Fire Escape Planning
Draw a Floor Plan of Your Home
Sit down with your family and draw a floor plan of you entire house, including doors, windows, stairs, halls, and balconies. Whenever possible, show two exits from every room. You may need to include an emergency escape ladder for second story windows.
Practice Your Escape Plan
Practice your family’s escape plan at least twice a year, making sure that everyone is involved. After a daytime practice drill is held, it’s a good idea to hold a night or lights-out drill as well. Catching children off guard, however, will not increase the value of the drill. Telling them there will be a drill before they go to bed can be as effective as a surprise drill. If anyone in your household does not readily waken to the sound of the smoke alarm, or if there are infants or family members with disabilities, make sure that someone is assigned to assist them in a fire drill and in the event of an emergency.
Make your Escape Realistic
No matter how often or how well you practice, things will be different during an actual fire. Help prepare your family by designing a number of different scenarios. Pretend that a room is filled with smoke or an exit is blocked by fire then practice alternative escape routes.
Agree On a Meeting Place
Designate a place outside your home where the members of your household will gather after escaping a fire. This will allow you to count heads and inform the fire department if anyone is missing or trapped inside the house.
Once a fire starts, it spreads rapidly. Normal exits, halls and stairways become filled with intense heat, poisonous gases and blinding smoke. Because smoke and heat both rise, cleaner air will be found near the floor. If you encounter smoke when using your primary exit, use an alternative escape route.
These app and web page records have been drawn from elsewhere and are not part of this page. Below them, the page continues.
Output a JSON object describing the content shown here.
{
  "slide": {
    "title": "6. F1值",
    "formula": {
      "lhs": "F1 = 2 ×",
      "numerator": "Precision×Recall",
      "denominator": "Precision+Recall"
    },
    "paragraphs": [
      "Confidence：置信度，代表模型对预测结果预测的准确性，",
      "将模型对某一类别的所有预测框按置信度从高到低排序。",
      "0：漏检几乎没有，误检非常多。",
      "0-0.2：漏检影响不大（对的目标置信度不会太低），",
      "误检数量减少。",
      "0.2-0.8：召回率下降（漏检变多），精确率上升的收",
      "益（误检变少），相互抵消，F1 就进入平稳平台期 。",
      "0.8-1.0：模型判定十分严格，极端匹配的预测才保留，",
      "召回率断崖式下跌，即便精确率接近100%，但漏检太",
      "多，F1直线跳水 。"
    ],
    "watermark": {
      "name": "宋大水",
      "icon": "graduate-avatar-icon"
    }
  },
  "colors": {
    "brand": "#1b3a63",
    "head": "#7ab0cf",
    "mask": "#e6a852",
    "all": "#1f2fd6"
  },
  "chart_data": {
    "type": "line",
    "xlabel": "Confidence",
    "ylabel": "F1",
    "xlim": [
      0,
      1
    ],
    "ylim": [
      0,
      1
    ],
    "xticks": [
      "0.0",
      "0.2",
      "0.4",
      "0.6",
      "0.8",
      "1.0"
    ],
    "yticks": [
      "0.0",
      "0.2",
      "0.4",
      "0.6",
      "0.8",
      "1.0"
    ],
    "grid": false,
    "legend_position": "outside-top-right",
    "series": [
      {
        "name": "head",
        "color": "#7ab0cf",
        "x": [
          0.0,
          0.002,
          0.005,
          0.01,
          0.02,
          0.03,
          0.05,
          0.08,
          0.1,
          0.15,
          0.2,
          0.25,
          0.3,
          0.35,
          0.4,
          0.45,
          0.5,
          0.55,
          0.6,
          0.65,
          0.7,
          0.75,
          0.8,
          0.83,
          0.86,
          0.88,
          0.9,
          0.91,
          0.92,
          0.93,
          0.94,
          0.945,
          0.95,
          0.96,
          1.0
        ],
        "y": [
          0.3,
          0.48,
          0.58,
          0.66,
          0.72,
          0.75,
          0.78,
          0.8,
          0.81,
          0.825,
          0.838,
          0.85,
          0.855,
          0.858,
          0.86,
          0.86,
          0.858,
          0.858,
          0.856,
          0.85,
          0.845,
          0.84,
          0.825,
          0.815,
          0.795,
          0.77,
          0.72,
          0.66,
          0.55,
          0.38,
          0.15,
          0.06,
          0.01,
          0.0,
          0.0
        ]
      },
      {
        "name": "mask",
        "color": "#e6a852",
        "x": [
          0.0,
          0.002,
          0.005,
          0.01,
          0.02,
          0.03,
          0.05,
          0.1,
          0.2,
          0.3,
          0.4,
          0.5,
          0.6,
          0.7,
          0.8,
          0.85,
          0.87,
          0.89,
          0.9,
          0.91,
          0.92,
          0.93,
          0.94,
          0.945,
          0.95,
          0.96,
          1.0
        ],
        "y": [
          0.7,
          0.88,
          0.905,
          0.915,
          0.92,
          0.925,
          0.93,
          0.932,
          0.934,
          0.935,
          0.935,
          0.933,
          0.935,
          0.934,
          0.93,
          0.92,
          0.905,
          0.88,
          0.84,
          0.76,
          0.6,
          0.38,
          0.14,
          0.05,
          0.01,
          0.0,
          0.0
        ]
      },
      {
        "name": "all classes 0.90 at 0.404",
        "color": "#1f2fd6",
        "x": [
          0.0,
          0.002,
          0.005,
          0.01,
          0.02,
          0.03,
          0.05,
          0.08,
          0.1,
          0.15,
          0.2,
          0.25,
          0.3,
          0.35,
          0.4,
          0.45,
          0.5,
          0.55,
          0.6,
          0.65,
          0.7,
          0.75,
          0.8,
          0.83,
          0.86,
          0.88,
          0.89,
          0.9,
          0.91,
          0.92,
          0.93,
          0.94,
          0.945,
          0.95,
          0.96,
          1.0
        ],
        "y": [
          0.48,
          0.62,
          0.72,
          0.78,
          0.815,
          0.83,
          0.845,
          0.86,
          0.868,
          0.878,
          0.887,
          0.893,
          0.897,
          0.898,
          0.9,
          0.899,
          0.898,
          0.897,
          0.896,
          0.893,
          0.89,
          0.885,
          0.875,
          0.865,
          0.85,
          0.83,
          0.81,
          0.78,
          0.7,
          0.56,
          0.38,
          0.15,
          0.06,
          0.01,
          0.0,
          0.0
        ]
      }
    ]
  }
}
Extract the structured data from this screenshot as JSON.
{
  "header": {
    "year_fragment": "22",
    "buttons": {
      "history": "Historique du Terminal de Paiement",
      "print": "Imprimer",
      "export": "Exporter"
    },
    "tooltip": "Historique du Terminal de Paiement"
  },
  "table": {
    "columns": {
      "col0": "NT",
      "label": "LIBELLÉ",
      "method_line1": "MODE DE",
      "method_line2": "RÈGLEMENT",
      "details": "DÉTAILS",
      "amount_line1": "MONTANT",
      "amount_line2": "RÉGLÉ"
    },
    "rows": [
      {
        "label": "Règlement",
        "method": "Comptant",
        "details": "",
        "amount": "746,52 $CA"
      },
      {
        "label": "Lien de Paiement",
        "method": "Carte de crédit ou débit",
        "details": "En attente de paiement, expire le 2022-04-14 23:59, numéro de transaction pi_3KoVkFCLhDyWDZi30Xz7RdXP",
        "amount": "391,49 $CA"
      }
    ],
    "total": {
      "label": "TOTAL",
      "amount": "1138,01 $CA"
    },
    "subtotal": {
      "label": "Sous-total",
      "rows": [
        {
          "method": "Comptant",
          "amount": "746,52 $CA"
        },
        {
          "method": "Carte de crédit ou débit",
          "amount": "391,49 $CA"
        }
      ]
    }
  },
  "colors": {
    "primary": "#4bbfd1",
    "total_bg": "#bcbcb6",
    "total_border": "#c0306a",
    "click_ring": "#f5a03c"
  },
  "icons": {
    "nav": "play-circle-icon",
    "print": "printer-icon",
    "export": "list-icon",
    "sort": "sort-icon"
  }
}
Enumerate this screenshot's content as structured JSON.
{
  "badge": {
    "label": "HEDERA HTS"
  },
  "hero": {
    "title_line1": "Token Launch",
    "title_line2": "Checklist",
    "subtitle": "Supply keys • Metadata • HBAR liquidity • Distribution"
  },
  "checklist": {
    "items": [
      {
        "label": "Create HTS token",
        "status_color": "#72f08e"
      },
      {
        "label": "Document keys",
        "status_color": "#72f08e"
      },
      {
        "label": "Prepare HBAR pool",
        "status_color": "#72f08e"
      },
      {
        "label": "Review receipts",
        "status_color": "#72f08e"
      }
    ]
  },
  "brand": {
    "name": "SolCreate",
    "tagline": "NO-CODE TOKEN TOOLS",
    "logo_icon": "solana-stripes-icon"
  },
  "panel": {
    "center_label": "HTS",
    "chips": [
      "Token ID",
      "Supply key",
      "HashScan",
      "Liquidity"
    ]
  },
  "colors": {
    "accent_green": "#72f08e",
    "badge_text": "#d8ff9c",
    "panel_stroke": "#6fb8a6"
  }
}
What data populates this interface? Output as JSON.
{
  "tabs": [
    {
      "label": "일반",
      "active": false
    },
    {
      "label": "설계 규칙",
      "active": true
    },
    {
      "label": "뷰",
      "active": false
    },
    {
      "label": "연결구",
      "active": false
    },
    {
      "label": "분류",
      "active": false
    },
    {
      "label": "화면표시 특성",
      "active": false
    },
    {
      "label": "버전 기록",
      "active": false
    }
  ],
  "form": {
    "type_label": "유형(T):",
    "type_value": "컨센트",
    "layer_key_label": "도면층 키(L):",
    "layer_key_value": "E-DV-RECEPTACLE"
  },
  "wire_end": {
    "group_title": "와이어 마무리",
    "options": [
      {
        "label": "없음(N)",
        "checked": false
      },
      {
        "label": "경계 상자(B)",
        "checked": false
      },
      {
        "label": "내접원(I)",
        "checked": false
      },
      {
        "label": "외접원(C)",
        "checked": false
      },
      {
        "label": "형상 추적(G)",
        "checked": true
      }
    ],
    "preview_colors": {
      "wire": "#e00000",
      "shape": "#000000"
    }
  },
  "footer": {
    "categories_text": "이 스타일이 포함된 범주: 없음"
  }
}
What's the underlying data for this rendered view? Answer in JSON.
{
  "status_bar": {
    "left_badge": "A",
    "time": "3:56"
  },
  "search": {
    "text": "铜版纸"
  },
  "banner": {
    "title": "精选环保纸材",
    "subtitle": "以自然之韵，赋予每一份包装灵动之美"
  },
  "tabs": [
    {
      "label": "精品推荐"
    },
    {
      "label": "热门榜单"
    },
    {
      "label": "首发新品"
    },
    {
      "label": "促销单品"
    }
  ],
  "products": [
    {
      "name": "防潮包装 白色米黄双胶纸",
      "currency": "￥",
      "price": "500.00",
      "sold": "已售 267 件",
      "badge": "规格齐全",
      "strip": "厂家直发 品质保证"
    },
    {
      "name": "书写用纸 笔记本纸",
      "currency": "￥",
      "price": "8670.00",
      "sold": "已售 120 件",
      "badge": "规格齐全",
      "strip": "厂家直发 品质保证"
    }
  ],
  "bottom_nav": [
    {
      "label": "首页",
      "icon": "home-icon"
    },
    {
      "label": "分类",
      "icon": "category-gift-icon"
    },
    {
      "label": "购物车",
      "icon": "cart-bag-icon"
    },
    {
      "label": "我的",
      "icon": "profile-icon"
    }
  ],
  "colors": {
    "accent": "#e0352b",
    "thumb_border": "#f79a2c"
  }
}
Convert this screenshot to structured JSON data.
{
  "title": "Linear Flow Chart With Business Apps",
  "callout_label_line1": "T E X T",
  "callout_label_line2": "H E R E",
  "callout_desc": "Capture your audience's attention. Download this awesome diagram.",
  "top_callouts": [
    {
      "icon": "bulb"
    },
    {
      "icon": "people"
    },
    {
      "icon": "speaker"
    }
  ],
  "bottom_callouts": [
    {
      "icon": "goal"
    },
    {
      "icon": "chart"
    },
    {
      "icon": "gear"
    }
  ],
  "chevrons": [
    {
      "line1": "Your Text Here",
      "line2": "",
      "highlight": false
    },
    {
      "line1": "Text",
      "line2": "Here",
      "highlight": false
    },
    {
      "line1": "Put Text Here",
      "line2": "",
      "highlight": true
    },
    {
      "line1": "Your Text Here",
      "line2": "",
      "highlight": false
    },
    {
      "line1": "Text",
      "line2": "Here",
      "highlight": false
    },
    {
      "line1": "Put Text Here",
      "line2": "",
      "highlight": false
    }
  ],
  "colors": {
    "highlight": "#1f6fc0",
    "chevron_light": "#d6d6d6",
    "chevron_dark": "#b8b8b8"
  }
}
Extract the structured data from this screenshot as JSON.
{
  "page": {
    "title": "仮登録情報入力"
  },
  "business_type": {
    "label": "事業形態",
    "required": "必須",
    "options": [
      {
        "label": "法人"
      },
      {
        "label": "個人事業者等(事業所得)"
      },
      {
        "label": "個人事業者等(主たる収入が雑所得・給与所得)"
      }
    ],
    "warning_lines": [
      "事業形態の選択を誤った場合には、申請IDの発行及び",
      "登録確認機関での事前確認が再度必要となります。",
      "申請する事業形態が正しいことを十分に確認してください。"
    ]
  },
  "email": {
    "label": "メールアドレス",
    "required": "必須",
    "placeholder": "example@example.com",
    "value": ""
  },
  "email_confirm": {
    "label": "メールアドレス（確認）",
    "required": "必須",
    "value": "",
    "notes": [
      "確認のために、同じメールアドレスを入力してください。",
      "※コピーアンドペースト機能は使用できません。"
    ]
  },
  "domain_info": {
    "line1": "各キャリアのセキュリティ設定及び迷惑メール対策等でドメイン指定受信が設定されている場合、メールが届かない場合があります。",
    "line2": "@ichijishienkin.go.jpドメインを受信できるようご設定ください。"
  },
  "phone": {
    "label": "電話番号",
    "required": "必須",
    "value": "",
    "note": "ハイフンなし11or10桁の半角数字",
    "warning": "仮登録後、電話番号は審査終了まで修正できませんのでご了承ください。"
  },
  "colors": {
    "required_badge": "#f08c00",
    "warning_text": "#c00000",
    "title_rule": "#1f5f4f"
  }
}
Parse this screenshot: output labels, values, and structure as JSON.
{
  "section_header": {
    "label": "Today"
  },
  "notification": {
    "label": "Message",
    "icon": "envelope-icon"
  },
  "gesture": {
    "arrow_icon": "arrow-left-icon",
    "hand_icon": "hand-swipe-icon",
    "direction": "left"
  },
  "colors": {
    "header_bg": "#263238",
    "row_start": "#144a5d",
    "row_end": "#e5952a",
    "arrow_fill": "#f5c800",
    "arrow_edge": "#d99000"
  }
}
If you must exit through smoke, crawl on your hands and knees, keeping your head 12-24 inches above the floor.
Test Doors Before Opening Them
If you must enter or exit a room through a closed door, test the door with the back of your hand before opening it. If it’s warm to the touch, use another escape route. If it’s cool, open it with caution. Put your shoulder against the door and open it slowly. Be prepared to slam it shut if there is smoke or flames on the other side.
If You’re Trapped
If smoke, heat or flames block your exit routes, stay in the room with the door closed. Stuff the cracks around the door to keep smoke out. Wait at a window and signal for help with a flashlight or by waving a light-colored cloth. If there’s a phone in the room, call 911 and report your exact location.